Whenever a line in the entries includes the word "true", copy that line out.

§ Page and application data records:
§

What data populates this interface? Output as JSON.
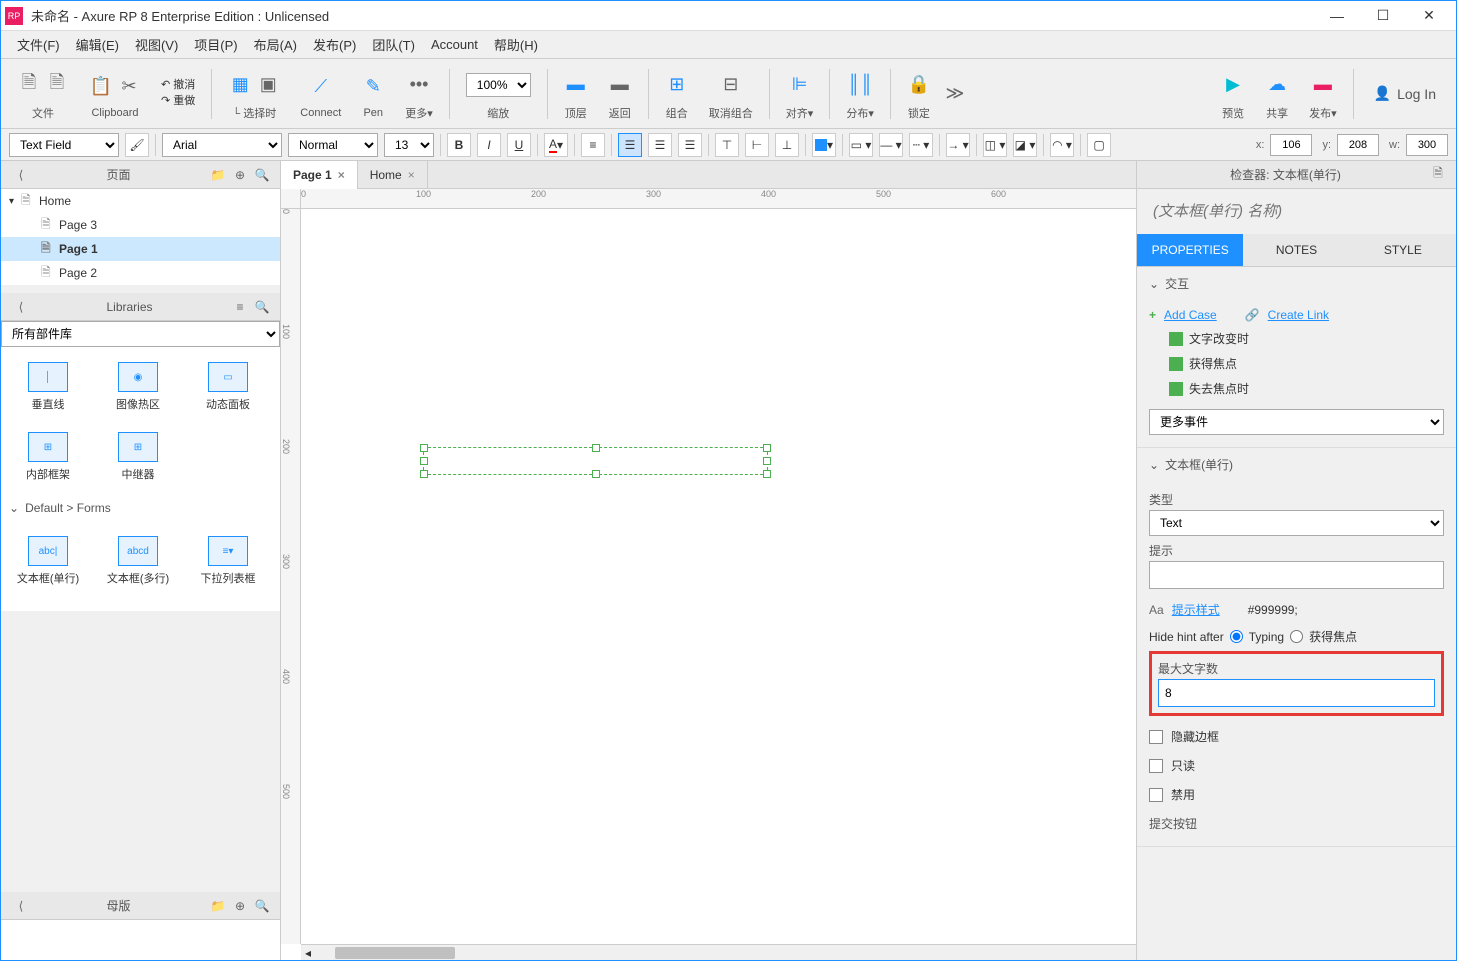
{
  "titlebar": {
    "logo_text": "RP",
    "title": "未命名 - Axure RP 8 Enterprise Edition : Unlicensed"
  },
  "menu": {
    "file": "文件(F)",
    "edit": "编辑(E)",
    "view": "视图(V)",
    "project": "项目(P)",
    "arrange": "布局(A)",
    "publish": "发布(P)",
    "team": "团队(T)",
    "account": "Account",
    "help": "帮助(H)"
  },
  "toolbar": {
    "file": "文件",
    "clipboard": "Clipboard",
    "undo": "撤消",
    "redo": "重做",
    "select": "选择时",
    "connect": "Connect",
    "pen": "Pen",
    "more": "更多▾",
    "zoom": "缩放",
    "zoom_value": "100%",
    "front": "顶层",
    "back": "返回",
    "group": "组合",
    "ungroup": "取消组合",
    "align": "对齐▾",
    "distribute": "分布▾",
    "lock": "锁定",
    "preview": "预览",
    "share": "共享",
    "publish": "发布▾",
    "more_arrow": "≫",
    "login": "Log In"
  },
  "formatbar": {
    "widget_type": "Text Field",
    "font": "Arial",
    "weight": "Normal",
    "size": "13",
    "x_label": "x:",
    "x_value": "106",
    "y_label": "y:",
    "y_value": "208",
    "w_label": "w:",
    "w_value": "300"
  },
  "left": {
    "pages_title": "页面",
    "libraries_title": "Libraries",
    "masters_title": "母版",
    "lib_selector": "所有部件库",
    "tree": [
      {
        "label": "Home",
        "level": 0,
        "expanded": true,
        "selected": false
      },
      {
        "label": "Page 3",
        "level": 1,
        "selected": false
      },
      {
        "label": "Page 1",
        "level": 1,
        "selected": true
      },
      {
        "label": "Page 2",
        "level": 1,
        "selected": false
      }
    ],
    "widgets_row1": [
      "垂直线",
      "图像热区",
      "动态面板"
    ],
    "widgets_row2": [
      "内部框架",
      "中继器"
    ],
    "forms_category": "Default > Forms",
    "forms": [
      "文本框(单行)",
      "文本框(多行)",
      "下拉列表框"
    ]
  },
  "canvas": {
    "tabs": [
      {
        "label": "Page 1",
        "active": true
      },
      {
        "label": "Home",
        "active": false
      }
    ],
    "ruler_h": [
      "0",
      "100",
      "200",
      "300",
      "400",
      "500",
      "600"
    ],
    "ruler_v": [
      "0",
      "100",
      "200",
      "300",
      "400",
      "500"
    ]
  },
  "inspector": {
    "header": "检查器: 文本框(单行)",
    "name_placeholder": "(文本框(单行) 名称)",
    "tabs": {
      "properties": "PROPERTIES",
      "notes": "NOTES",
      "style": "STYLE"
    },
    "interactions": {
      "title": "交互",
      "add_case": "Add Case",
      "create_link": "Create Link",
      "events": [
        "文字改变时",
        "获得焦点",
        "失去焦点时"
      ],
      "more_events": "更多事件"
    },
    "textfield_section": {
      "title": "文本框(单行)",
      "type_label": "类型",
      "type_value": "Text",
      "hint_label": "提示",
      "hint_value": "",
      "hint_style": "提示样式",
      "hint_color": "#999999;",
      "hide_hint_label": "Hide hint after",
      "typing_option": "Typing",
      "focus_option": "获得焦点",
      "max_length_label": "最大文字数",
      "max_length_value": "8",
      "hide_border": "隐藏边框",
      "readonly": "只读",
      "disabled": "禁用",
      "submit_button": "提交按钮"
    }
  }
}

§

§ Solution to the problem:
        "expanded": true,
        "selected": true
        "active": true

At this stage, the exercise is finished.